To fulfil the pledges made in its NDC, Peru has adopted several planning and policy instruments. These include the National Climate Change Strategy (adopted in 2003 and updated in 2014) [9], the principal guiding instrument to address climate change issues in Peru; the 2018 Framework Law on Climate Change [10]; the 2020 National Adaptation Plan [4]; as well as various sectoral strategies including the National Risk and Adaptation Management Plan on Climate Change in the Agricultural Sector (2012); National Energy Policy 2014–2025 (2014); National Plan for Risk and Disaster Management 2014–2021 (2014); and the National Strategy for Forests and Climate Change (2016)

Implementation of the NDC is led by the Ministry of the Environment with collaboration from the relevant sectoral ministries and local authorities, through the National Commission on Climate Change.
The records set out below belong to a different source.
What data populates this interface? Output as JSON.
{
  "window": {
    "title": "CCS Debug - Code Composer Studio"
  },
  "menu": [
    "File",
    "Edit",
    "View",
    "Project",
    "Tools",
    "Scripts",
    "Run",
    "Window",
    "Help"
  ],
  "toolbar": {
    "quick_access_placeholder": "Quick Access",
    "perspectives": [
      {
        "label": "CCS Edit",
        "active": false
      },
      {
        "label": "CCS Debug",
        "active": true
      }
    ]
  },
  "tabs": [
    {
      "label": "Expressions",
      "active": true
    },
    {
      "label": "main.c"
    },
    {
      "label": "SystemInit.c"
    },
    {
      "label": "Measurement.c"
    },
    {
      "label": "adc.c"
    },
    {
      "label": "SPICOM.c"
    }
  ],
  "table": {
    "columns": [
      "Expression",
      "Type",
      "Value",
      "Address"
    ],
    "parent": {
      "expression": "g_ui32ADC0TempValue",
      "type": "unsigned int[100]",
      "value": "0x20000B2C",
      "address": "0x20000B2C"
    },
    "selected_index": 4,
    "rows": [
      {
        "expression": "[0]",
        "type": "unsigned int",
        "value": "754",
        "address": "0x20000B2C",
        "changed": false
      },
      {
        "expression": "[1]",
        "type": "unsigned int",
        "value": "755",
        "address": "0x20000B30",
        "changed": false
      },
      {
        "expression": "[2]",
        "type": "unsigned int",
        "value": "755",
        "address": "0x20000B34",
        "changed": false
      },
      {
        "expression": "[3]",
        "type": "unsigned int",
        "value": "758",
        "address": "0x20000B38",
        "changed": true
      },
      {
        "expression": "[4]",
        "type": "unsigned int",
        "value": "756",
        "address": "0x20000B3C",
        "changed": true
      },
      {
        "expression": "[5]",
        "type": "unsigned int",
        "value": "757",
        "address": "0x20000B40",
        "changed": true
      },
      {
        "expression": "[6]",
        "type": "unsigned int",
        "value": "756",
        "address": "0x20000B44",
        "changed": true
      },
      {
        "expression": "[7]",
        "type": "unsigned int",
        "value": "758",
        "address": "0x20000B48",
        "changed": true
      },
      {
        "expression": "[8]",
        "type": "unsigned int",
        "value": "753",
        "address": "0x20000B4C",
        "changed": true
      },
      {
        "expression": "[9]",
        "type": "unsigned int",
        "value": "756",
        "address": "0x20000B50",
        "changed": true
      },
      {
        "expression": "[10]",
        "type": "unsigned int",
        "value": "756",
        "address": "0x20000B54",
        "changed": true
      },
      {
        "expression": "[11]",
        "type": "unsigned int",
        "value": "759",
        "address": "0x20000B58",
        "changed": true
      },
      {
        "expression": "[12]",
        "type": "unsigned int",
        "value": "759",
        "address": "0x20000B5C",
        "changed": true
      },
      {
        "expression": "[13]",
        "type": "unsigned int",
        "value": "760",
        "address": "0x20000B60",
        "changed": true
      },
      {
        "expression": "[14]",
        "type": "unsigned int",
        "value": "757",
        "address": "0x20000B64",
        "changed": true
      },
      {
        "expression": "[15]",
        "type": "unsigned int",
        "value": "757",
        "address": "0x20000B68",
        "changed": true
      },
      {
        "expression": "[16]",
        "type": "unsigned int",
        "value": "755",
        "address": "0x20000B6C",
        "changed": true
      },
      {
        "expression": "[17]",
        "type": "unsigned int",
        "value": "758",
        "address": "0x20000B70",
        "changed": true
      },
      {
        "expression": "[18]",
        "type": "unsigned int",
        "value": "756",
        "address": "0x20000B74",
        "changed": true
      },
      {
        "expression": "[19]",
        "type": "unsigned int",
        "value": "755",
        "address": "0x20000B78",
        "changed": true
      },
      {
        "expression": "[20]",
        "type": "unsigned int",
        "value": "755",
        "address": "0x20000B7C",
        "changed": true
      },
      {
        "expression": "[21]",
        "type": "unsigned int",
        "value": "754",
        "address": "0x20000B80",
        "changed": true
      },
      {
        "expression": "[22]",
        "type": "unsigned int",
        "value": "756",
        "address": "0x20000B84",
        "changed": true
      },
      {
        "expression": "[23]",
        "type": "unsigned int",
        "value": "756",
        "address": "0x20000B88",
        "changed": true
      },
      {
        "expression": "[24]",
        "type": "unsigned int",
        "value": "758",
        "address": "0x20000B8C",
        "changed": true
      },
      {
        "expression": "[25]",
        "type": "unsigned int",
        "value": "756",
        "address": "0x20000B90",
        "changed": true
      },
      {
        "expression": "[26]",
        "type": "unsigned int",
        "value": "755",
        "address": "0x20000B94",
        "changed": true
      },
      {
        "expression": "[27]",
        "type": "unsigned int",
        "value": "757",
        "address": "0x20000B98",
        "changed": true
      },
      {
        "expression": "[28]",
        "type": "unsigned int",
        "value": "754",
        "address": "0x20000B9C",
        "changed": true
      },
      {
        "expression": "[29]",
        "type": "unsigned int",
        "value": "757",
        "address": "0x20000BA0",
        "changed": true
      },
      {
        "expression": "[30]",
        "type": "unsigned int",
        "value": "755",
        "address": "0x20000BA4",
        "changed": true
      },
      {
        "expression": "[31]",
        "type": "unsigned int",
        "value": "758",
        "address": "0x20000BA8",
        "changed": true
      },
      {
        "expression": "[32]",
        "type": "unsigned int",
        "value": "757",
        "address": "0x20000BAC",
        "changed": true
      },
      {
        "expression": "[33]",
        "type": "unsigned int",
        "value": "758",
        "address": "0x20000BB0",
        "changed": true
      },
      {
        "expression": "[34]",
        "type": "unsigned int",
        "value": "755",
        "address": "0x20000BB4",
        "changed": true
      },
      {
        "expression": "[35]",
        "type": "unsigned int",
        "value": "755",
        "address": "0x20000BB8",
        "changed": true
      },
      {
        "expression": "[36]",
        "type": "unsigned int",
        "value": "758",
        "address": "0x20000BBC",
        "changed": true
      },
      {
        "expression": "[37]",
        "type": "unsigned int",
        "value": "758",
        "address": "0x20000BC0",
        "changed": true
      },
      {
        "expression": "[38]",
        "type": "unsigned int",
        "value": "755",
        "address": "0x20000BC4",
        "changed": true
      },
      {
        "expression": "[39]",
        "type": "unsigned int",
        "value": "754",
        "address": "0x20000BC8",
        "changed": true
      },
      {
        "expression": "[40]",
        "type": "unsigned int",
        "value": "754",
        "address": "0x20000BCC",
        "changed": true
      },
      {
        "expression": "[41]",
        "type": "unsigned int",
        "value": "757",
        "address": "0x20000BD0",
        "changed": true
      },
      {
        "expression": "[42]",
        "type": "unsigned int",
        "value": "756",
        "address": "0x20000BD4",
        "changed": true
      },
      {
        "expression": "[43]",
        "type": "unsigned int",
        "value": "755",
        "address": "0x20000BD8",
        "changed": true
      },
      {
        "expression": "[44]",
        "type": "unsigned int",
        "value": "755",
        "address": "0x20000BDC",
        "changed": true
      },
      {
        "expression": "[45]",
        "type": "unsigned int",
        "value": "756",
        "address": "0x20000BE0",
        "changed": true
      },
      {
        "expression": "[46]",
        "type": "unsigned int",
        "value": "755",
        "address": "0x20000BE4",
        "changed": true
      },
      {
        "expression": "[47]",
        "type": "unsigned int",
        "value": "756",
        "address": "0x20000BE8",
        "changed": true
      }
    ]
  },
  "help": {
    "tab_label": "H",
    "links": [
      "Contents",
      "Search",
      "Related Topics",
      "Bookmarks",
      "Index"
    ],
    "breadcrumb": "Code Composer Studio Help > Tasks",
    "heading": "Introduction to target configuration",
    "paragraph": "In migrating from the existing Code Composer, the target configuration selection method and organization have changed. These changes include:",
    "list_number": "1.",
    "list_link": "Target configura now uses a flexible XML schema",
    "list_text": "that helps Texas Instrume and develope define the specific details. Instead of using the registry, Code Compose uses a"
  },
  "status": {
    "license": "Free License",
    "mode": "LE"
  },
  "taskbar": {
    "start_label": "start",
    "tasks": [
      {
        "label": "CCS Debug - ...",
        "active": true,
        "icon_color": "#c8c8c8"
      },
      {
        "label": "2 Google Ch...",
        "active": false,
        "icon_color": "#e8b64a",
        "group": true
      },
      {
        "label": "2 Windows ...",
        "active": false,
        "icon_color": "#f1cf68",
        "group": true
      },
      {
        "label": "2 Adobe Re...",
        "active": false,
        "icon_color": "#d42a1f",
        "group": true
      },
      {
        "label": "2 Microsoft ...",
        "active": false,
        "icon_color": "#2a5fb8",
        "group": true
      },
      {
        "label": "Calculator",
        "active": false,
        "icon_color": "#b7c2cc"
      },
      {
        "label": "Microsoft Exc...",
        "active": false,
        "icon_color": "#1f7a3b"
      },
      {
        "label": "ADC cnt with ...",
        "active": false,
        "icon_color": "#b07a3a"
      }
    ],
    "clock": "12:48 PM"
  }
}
The latest National Environmental Policy [11] includes Priority Objectives (OP) specifically addressing mitigation (OP 8) and adaptation (OP5) to climate change.



As reported in the second BUR [5], Peru has made significant progress in constructing the policy and institutional framework for addressing climate change issues, as well as in developing and implementing mechanisms for GHG emissions registry, inventory, and Measuring, Reporting and Verification (MRV). Peru is currently in the process of defining the mechanisms, estimating the costs, identifying the financing sources, and building the enabling conditions for implementing the actions pledged in its NDC.


Initiatives and Development Plans

The Ecosystem-based adaptation measures for integrated coastal and marine zone management (EbaMar) project [12] is funded by the German government as part of its International Climate Initiative (IKI). The project aims to integrate ecosystem-based adaptation measures into strategic planning processes for coastal and marine zones of Peru; it is being implemented in three regions: Ica (Pisco-Paracas), Lima (Huaral, Huaura, and Barranca), and Piura (Sechura, Paita, and Talara). The project began in November 2019 and will end in November 2024.

  • In order to build long-term resilience to climate change impacts and natural disasters, adaptation measures need to be integrated into land-use and development planning, and closely integrated with water management, agriculture, fisheries, and land use policies.
  • Effective implementation of the measures included under Priority Objective 5 – Adaptation to climate change in the National Environmental Policy [11], as well as those pledged in its updated NDC of reducing damages, alterations, and losses caused by climate change on populations and livelihoods, watersheds, ecosystems and territories, and on the country’s infrastructure, goods and services, would help to build resilience in the country.
  • Given the insignificant contribution of Peru’s GHG emissions, efforts should focus on addressing adaptation to climate change. However, several measures aimed at reducing GHG emissions (e.g., reducing deforestation, increasing reforestation, etc.) would have significant co-benefits for other key priority issues (e.g., forest loss and impact on biodiversity).